- Your goal -
Reading the records below, find how many lines include the word "label" and give that number alone.

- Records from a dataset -
+++

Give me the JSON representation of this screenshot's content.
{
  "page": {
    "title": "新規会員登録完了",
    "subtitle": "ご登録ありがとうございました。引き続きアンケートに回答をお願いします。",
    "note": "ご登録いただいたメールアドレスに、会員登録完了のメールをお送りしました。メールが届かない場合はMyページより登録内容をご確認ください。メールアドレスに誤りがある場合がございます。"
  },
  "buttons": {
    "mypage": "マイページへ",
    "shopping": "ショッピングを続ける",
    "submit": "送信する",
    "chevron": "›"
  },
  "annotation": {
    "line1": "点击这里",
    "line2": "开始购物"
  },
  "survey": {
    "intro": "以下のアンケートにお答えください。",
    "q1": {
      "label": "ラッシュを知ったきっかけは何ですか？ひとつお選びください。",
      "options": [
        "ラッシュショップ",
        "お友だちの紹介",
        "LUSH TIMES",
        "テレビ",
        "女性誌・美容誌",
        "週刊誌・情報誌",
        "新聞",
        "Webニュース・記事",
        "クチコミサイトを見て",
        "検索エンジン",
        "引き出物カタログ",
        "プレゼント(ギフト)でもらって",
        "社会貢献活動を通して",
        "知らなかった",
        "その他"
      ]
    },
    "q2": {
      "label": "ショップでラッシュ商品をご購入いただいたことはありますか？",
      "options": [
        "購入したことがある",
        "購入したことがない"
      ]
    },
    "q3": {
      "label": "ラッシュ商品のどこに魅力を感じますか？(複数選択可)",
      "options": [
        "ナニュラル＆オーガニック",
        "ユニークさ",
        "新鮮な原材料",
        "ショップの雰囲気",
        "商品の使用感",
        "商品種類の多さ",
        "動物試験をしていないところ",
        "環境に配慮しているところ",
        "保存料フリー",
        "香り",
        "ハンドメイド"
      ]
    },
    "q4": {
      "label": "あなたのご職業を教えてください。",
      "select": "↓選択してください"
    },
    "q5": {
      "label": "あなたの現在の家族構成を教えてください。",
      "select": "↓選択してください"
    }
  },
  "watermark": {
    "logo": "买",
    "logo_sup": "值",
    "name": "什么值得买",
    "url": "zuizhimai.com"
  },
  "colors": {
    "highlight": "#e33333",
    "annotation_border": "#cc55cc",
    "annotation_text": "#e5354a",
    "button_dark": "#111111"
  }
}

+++

- Exercise solution -
5